**Given data:**
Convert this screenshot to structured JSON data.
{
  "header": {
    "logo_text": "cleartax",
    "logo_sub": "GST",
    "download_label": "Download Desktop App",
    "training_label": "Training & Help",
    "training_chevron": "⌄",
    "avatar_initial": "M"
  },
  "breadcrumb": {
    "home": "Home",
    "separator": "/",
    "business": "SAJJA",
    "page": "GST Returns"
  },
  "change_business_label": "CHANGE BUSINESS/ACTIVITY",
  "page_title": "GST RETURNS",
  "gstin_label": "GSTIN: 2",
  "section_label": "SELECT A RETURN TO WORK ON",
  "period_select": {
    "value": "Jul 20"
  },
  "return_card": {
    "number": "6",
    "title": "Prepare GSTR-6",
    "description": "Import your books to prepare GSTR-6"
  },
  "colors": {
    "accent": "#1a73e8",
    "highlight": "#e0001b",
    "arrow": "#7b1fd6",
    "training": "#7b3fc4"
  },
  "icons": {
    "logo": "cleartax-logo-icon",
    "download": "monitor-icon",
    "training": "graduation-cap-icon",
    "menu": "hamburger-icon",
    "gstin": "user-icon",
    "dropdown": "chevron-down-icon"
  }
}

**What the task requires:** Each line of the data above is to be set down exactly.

**Result of this exercise:**
Convert this screenshot to structured JSON data.
{
  "header": {
    "logo_text": "cleartax",
    "logo_sub": "GST",
    "download_label": "Download Desktop App",
    "training_label": "Training & Help",
    "training_chevron": "⌄",
    "avatar_initial": "M"
  },
  "breadcrumb": {
    "home": "Home",
    "separator": "/",
    "business": "SAJJA",
    "page": "GST Returns"
  },
  "change_business_label": "CHANGE BUSINESS/ACTIVITY",
  "page_title": "GST RETURNS",
  "gstin_label": "GSTIN: 2",
  "section_label": "SELECT A RETURN TO WORK ON",
  "period_select": {
    "value": "Jul 20"
  },
  "return_card": {
    "number": "6",
    "title": "Prepare GSTR-6",
    "description": "Import your books to prepare GSTR-6"
  },
  "colors": {
    "accent": "#1a73e8",
    "highlight": "#e0001b",
    "arrow": "#7b1fd6",
    "training": "#7b3fc4"
  },
  "icons": {
    "logo": "cleartax-logo-icon",
    "download": "monitor-icon",
    "training": "graduation-cap-icon",
    "menu": "hamburger-icon",
    "gstin": "user-icon",
    "dropdown": "chevron-down-icon"
  }
}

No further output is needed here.